Hammerstein's daughter-in-law recently turned to Signature's Eric Schaeffer to see if he could find a way to bring "Allegro "back to life in a version that could earn the place she felt it deserved in the repertory of American musical theater; the show has had very few productions since it closed on Broadway without making a profit.

Schaeffer and librettist Joe DiPietro, best known to date for his musical "I Love You, You're Perfect, Now Change," faced the challenge of streamlining the story, resolving plotlines not satisfyingly handled in the original, and finding a way to do it with fewer resources. One reason for "Allegro's" few productions was the fact that it required a huge cast, a massive orchestra and more stagehands than anyone could afford.

DiPietro's new script is an adaptation and not a radical new departure. It preserves much of what was good in the original while solving some of the problems. The result is a much more traditional musical, one that attracts the audience with a sweet story which is an affirmation of the kind of fundamental human values we've come to associate with the work of Hammerstein (think of "The King and I," "South Pacific" or "The Sound of Music").

In this production Will Gartshore is Joseph Taylor Jr., the young man who grows from high-school age, when we first see him, through to the pinnacle of professional success in medicine when he faces a momentous choice that will define his life. As Signature audiences have come to expect, Gartshore is charming, sings beautifully and works exceptionally well with his colleagues. In this case, those colleagues are Harry A. Winter, ideal as his father, Joseph Taylor Sr., April Harr Blandin, touching as his mother Marjorie, and Laurie Saylor and Tracy Lynn Olivera as the women in his life.

In an obvious effort to keep the size of the cast required to a minimum, some secondary characters are handled by actors taking on multiple roles which is at times confusing. Dan Manning is domineeringly delightful as the father of the girl the future doctor wants to marry. His opposition to the match is based on his desire to have her marry someone who will take over his coal business. It is, then, a bit distracting to have him play a doctor in the second act even though he does a fine job with it.

Similarly, Donna Migliaccio is touching as the mother of the bride in the first act but then comes back in the second as Mrs. Lansdale, the wife of a doctor. In both of these roles, and a third even smaller one, Migliaccio is marvelous to watch for her small touches in support as well as her moments in the spotlight. Just watch her facial expression during the wedding as the mother of the bride sees her little girl taking the big step. She doesn't steal the scene, she enhances it. Later, when it is just right to do so, she proves her way with a gag line.
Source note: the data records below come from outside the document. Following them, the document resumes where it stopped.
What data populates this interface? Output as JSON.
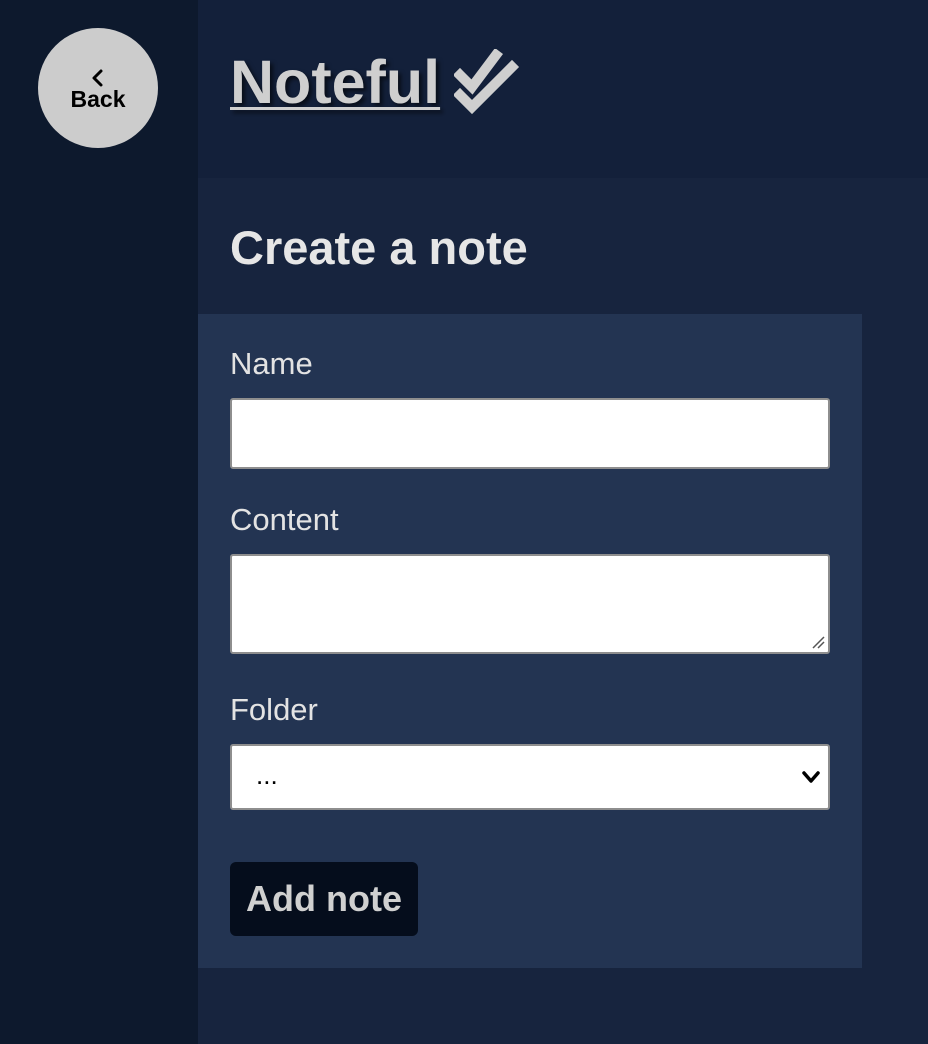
{
  "sidebar": {
    "back_label": "Back"
  },
  "header": {
    "title": "Noteful"
  },
  "main": {
    "title": "Create a note",
    "form": {
      "name_label": "Name",
      "name_value": "",
      "content_label": "Content",
      "content_value": "",
      "folder_label": "Folder",
      "folder_selected": "...",
      "submit_label": "Add note"
    }
  },
  "icons": {
    "back": "chevron-left-icon",
    "logo": "double-check-icon",
    "folder_dropdown": "chevron-down-icon"
  },
  "colors": {
    "sidebar_bg": "#0d192d",
    "header_bg": "#13203a",
    "main_bg": "#17243e",
    "form_bg": "#233452",
    "back_button_bg": "#cccccc",
    "submit_bg": "#050d1c",
    "title_text": "#cfcfcf"
  }
}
Notice the elongated beat she takes on the line about the Midwest: "It was like death … with crickets!"

Set designer Eric Grimms created an elegantly simple structure of risers and walls on which the projections Michael Clark created from photos of the time set the scene seamlessly as the show progresses through its 30 some year story. The effect is augmented by the very elaborate costume design of Gregg Barnes with suits and gowns that tell the audience a great deal about the locale of a scene as well as the personality and position of each character.

New orchestrations for the music have been created by Jonathan Tunick, probably the premiere orchestrator of theater music today. They allow Jon Kalbfleisch's 10 piece orchestra to back the vocalists with a full, clear sound. At the opening performance the balance between orchestra and vocals hadn't been worked out quite as well as it surely will after a few more performances but it is a delight to hear the score in a natural, unamplified delivery.

"Allegro" is scheduled to run through Feb. 22 and tickets are likely to become hard to get once the word spreads about how charming and enjoyable the show is. Smart theatergoers should get their tickets as soon as they can.